His cheerful grin does not waver. "Have a minute? There are one thousand and sixty-eight per day, I only need one."
It sounds so rehearsed that I figure it has to be a setup: if I give in, he's got me; if I correct his math, somehow he'll turn it in to a lead-in for his shpiel. Clever! I smile and shrug, walking on.
Personally, I would be about a hundred times as likely to stop and talk to a sidewalk solicitor if he just stood there passively, smiling at passersby, maybe advertising his cause on his t-shirt (e.g., "PLEASE ASK ME ABOUT CHILDREN'S INTERNATIONAL" or "I'D LIKE TO TELL YOU ABOUT GREENPEACE"), so that at a glimpse you could ascertain at least an idea of what you're in for.
Seriously, these people are the IRL equivalent of pop-up windows.
But in a commercial environment where the type of consumer they should be targeting (savvy, sympathetic, and having some disposable cash to pitch toward their cause) is used to having more and more control about what he chooses to pay attention to, obtrusive advertising is less and less likely to have any effect other than by brute force bullying (a la Dave Chappelle's "what if the internet was a shopping mall" sketch) and/or subtle manipulation of social etiquette (I mean gosh, it's rude not to shake someone's hand when it's extended toward you, isn't it?). Apparently it works, but that doesn't make me feel very proud of my average fellow human.

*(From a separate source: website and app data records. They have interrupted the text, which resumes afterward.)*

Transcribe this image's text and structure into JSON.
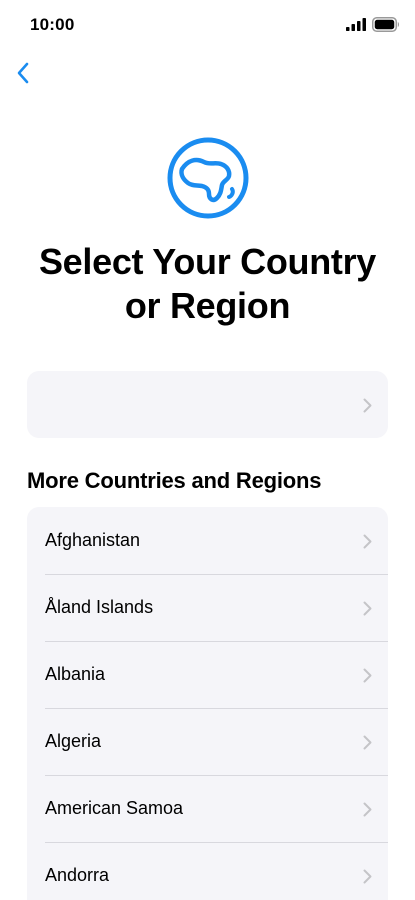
{
  "status_bar": {
    "time": "10:00",
    "signal_icon": "cellular-signal-icon",
    "battery_icon": "battery-full-icon"
  },
  "navigation": {
    "back_icon": "chevron-left-icon"
  },
  "header": {
    "icon": "globe-icon",
    "title_line1": "Select Your Country",
    "title_line2": "or Region"
  },
  "suggested": {
    "label": "",
    "icon": "chevron-right-icon"
  },
  "section": {
    "title": "More Countries and Regions"
  },
  "countries": [
    {
      "label": "Afghanistan"
    },
    {
      "label": "Åland Islands"
    },
    {
      "label": "Albania"
    },
    {
      "label": "Algeria"
    },
    {
      "label": "American Samoa"
    },
    {
      "label": "Andorra"
    }
  ],
  "colors": {
    "accent": "#1a8cf0",
    "card_background": "#f5f5f9",
    "separator": "#d8d8de",
    "chevron": "#c4c4c8"
  }
}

Of course, even a hundred times one chance in a million is a pretty slim probability, but still.